Work to complete: Count how many lines of the material hold "label". Respond with that number alone.

The input:

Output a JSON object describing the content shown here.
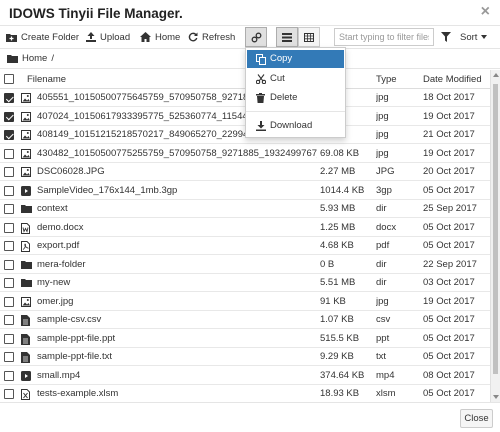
{
  "window": {
    "title": "IDOWS Tinyii File Manager.",
    "close_glyph": "×"
  },
  "toolbar": {
    "create_folder": "Create Folder",
    "upload": "Upload",
    "home": "Home",
    "refresh": "Refresh",
    "filter_placeholder": "Start typing to filter files.",
    "sort": "Sort"
  },
  "breadcrumb": {
    "home": "Home",
    "separator": "/"
  },
  "grid": {
    "columns": {
      "filename": "Filename",
      "size": "",
      "type": "Type",
      "date": "Date Modified"
    },
    "rows": [
      {
        "name": "405551_10150500775645759_570950758_9271888_",
        "size": "KB",
        "type": "jpg",
        "date": "18 Oct 2017",
        "icon": "image-icon",
        "checked": true
      },
      {
        "name": "407024_10150617933395775_525360774_11544833",
        "size": "KB",
        "type": "jpg",
        "date": "19 Oct 2017",
        "icon": "image-icon",
        "checked": true
      },
      {
        "name": "408149_10151215218570217_849065270_2299490",
        "size": "KB",
        "type": "jpg",
        "date": "21 Oct 2017",
        "icon": "image-icon",
        "checked": true
      },
      {
        "name": "430482_10150500775255759_570950758_9271885_1932499767_n.jpg",
        "size": "69.08 KB",
        "type": "jpg",
        "date": "19 Oct 2017",
        "icon": "image-icon",
        "checked": false
      },
      {
        "name": "DSC06028.JPG",
        "size": "2.27 MB",
        "type": "JPG",
        "date": "20 Oct 2017",
        "icon": "image-icon",
        "checked": false
      },
      {
        "name": "SampleVideo_176x144_1mb.3gp",
        "size": "1014.4 KB",
        "type": "3gp",
        "date": "05 Oct 2017",
        "icon": "video-icon",
        "checked": false
      },
      {
        "name": "context",
        "size": "5.93 MB",
        "type": "dir",
        "date": "25 Sep 2017",
        "icon": "folder-icon",
        "checked": false
      },
      {
        "name": "demo.docx",
        "size": "1.25 MB",
        "type": "docx",
        "date": "05 Oct 2017",
        "icon": "word-icon",
        "checked": false
      },
      {
        "name": "export.pdf",
        "size": "4.68 KB",
        "type": "pdf",
        "date": "05 Oct 2017",
        "icon": "pdf-icon",
        "checked": false
      },
      {
        "name": "mera-folder",
        "size": "0 B",
        "type": "dir",
        "date": "22 Sep 2017",
        "icon": "folder-icon",
        "checked": false
      },
      {
        "name": "my-new",
        "size": "5.51 MB",
        "type": "dir",
        "date": "03 Oct 2017",
        "icon": "folder-icon",
        "checked": false
      },
      {
        "name": "omer.jpg",
        "size": "91 KB",
        "type": "jpg",
        "date": "19 Oct 2017",
        "icon": "image-icon",
        "checked": false
      },
      {
        "name": "sample-csv.csv",
        "size": "1.07 KB",
        "type": "csv",
        "date": "05 Oct 2017",
        "icon": "file-icon",
        "checked": false
      },
      {
        "name": "sample-ppt-file.ppt",
        "size": "515.5 KB",
        "type": "ppt",
        "date": "05 Oct 2017",
        "icon": "file-icon",
        "checked": false
      },
      {
        "name": "sample-ppt-file.txt",
        "size": "9.29 KB",
        "type": "txt",
        "date": "05 Oct 2017",
        "icon": "file-icon",
        "checked": false
      },
      {
        "name": "small.mp4",
        "size": "374.64 KB",
        "type": "mp4",
        "date": "08 Oct 2017",
        "icon": "video-icon",
        "checked": false
      },
      {
        "name": "tests-example.xlsm",
        "size": "18.93 KB",
        "type": "xlsm",
        "date": "05 Oct 2017",
        "icon": "excel-icon",
        "checked": false
      }
    ]
  },
  "context_menu": {
    "items": [
      {
        "label": "Copy",
        "icon": "copy-icon",
        "highlighted": true
      },
      {
        "label": "Cut",
        "icon": "scissors-icon",
        "highlighted": false
      },
      {
        "label": "Delete",
        "icon": "trash-icon",
        "highlighted": false
      },
      {
        "label": "Download",
        "icon": "download-icon",
        "highlighted": false
      }
    ]
  },
  "footer": {
    "close": "Close"
  },
  "colors": {
    "accent": "#337ab7",
    "text": "#333333",
    "border": "#cccccc"
  }
}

Finished exercise: 4